HOW TO COMPLETE THIS TASK: Set the records down again in full, with every word kept.

TASK MATERIAL:
•••

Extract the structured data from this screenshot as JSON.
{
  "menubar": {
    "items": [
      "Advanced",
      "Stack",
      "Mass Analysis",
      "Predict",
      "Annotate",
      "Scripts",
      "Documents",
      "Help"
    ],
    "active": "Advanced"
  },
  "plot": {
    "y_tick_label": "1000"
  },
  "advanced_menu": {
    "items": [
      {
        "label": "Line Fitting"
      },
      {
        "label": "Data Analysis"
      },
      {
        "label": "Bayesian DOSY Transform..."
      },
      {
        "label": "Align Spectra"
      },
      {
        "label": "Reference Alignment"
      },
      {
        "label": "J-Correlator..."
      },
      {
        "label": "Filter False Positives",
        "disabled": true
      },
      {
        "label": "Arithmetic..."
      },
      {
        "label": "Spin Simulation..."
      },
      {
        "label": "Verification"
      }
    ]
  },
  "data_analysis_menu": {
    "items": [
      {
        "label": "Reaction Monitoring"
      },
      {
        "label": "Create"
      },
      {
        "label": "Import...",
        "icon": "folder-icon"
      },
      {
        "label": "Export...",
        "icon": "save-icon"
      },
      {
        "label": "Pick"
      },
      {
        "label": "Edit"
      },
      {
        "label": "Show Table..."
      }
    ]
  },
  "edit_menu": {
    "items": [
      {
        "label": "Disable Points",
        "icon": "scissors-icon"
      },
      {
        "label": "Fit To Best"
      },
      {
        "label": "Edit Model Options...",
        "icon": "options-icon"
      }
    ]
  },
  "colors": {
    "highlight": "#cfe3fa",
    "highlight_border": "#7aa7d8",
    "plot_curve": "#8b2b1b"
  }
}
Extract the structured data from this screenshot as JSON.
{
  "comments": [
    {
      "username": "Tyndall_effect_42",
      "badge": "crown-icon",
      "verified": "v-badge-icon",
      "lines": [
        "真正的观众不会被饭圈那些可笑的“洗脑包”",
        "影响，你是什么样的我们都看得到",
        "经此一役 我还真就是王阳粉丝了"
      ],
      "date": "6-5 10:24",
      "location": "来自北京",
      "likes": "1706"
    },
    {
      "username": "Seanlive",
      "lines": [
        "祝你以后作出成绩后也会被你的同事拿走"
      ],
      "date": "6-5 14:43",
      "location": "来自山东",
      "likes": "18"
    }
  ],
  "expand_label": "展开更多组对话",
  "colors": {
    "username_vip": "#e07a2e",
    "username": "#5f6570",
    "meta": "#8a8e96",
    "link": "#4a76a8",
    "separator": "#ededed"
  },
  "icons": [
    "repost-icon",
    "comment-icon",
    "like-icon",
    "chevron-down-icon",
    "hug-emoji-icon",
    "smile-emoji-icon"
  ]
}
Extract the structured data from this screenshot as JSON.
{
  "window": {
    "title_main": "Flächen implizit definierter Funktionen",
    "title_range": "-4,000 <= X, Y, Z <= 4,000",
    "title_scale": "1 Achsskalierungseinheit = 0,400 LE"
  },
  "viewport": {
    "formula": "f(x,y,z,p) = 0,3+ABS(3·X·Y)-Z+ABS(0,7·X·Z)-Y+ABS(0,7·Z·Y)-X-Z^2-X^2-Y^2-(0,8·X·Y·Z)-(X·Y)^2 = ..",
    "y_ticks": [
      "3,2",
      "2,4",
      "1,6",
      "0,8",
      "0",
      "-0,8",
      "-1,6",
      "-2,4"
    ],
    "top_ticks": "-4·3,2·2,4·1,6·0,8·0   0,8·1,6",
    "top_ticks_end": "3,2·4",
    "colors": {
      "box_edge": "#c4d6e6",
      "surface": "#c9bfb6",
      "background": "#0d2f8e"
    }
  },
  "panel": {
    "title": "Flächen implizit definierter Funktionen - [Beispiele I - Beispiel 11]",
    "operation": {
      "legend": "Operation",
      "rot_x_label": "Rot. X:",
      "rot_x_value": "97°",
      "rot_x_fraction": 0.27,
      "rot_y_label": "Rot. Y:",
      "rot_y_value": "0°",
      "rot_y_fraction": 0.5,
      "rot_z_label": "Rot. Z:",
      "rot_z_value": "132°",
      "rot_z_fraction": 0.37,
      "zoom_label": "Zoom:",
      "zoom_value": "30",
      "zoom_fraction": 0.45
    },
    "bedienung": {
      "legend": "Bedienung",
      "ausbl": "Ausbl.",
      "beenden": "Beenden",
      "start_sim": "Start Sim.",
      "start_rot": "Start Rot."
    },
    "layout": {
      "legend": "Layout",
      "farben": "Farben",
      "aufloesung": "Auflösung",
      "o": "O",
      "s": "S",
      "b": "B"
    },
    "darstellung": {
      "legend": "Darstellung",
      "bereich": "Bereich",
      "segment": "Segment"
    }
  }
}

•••

RESPONSE BELOW:
Extract the structured data from this screenshot as JSON.
{
  "menubar": {
    "items": [
      "Advanced",
      "Stack",
      "Mass Analysis",
      "Predict",
      "Annotate",
      "Scripts",
      "Documents",
      "Help"
    ],
    "active": "Advanced"
  },
  "plot": {
    "y_tick_label": "1000"
  },
  "advanced_menu": {
    "items": [
      {
        "label": "Line Fitting"
      },
      {
        "label": "Data Analysis"
      },
      {
        "label": "Bayesian DOSY Transform..."
      },
      {
        "label": "Align Spectra"
      },
      {
        "label": "Reference Alignment"
      },
      {
        "label": "J-Correlator..."
      },
      {
        "label": "Filter False Positives",
        "disabled": true
      },
      {
        "label": "Arithmetic..."
      },
      {
        "label": "Spin Simulation..."
      },
      {
        "label": "Verification"
      }
    ]
  },
  "data_analysis_menu": {
    "items": [
      {
        "label": "Reaction Monitoring"
      },
      {
        "label": "Create"
      },
      {
        "label": "Import...",
        "icon": "folder-icon"
      },
      {
        "label": "Export...",
        "icon": "save-icon"
      },
      {
        "label": "Pick"
      },
      {
        "label": "Edit"
      },
      {
        "label": "Show Table..."
      }
    ]
  },
  "edit_menu": {
    "items": [
      {
        "label": "Disable Points",
        "icon": "scissors-icon"
      },
      {
        "label": "Fit To Best"
      },
      {
        "label": "Edit Model Options...",
        "icon": "options-icon"
      }
    ]
  },
  "colors": {
    "highlight": "#cfe3fa",
    "highlight_border": "#7aa7d8",
    "plot_curve": "#8b2b1b"
  }
}
Extract the structured data from this screenshot as JSON.
{
  "comments": [
    {
      "username": "Tyndall_effect_42",
      "badge": "crown-icon",
      "verified": "v-badge-icon",
      "lines": [
        "真正的观众不会被饭圈那些可笑的“洗脑包”",
        "影响，你是什么样的我们都看得到",
        "经此一役 我还真就是王阳粉丝了"
      ],
      "date": "6-5 10:24",
      "location": "来自北京",
      "likes": "1706"
    },
    {
      "username": "Seanlive",
      "lines": [
        "祝你以后作出成绩后也会被你的同事拿走"
      ],
      "date": "6-5 14:43",
      "location": "来自山东",
      "likes": "18"
    }
  ],
  "expand_label": "展开更多组对话",
  "colors": {
    "username_vip": "#e07a2e",
    "username": "#5f6570",
    "meta": "#8a8e96",
    "link": "#4a76a8",
    "separator": "#ededed"
  },
  "icons": [
    "repost-icon",
    "comment-icon",
    "like-icon",
    "chevron-down-icon",
    "hug-emoji-icon",
    "smile-emoji-icon"
  ]
}
Extract the structured data from this screenshot as JSON.
{
  "window": {
    "title_main": "Flächen implizit definierter Funktionen",
    "title_range": "-4,000 <= X, Y, Z <= 4,000",
    "title_scale": "1 Achsskalierungseinheit = 0,400 LE"
  },
  "viewport": {
    "formula": "f(x,y,z,p) = 0,3+ABS(3·X·Y)-Z+ABS(0,7·X·Z)-Y+ABS(0,7·Z·Y)-X-Z^2-X^2-Y^2-(0,8·X·Y·Z)-(X·Y)^2 = ..",
    "y_ticks": [
      "3,2",
      "2,4",
      "1,6",
      "0,8",
      "0",
      "-0,8",
      "-1,6",
      "-2,4"
    ],
    "top_ticks": "-4·3,2·2,4·1,6·0,8·0   0,8·1,6",
    "top_ticks_end": "3,2·4",
    "colors": {
      "box_edge": "#c4d6e6",
      "surface": "#c9bfb6",
      "background": "#0d2f8e"
    }
  },
  "panel": {
    "title": "Flächen implizit definierter Funktionen - [Beispiele I - Beispiel 11]",
    "operation": {
      "legend": "Operation",
      "rot_x_label": "Rot. X:",
      "rot_x_value": "97°",
      "rot_x_fraction": 0.27,
      "rot_y_label": "Rot. Y:",
      "rot_y_value": "0°",
      "rot_y_fraction": 0.5,
      "rot_z_label": "Rot. Z:",
      "rot_z_value": "132°",
      "rot_z_fraction": 0.37,
      "zoom_label": "Zoom:",
      "zoom_value": "30",
      "zoom_fraction": 0.45
    },
    "bedienung": {
      "legend": "Bedienung",
      "ausbl": "Ausbl.",
      "beenden": "Beenden",
      "start_sim": "Start Sim.",
      "start_rot": "Start Rot."
    },
    "layout": {
      "legend": "Layout",
      "farben": "Farben",
      "aufloesung": "Auflösung",
      "o": "O",
      "s": "S",
      "b": "B"
    },
    "darstellung": {
      "legend": "Darstellung",
      "bereich": "Bereich",
      "segment": "Segment"
    }
  }
}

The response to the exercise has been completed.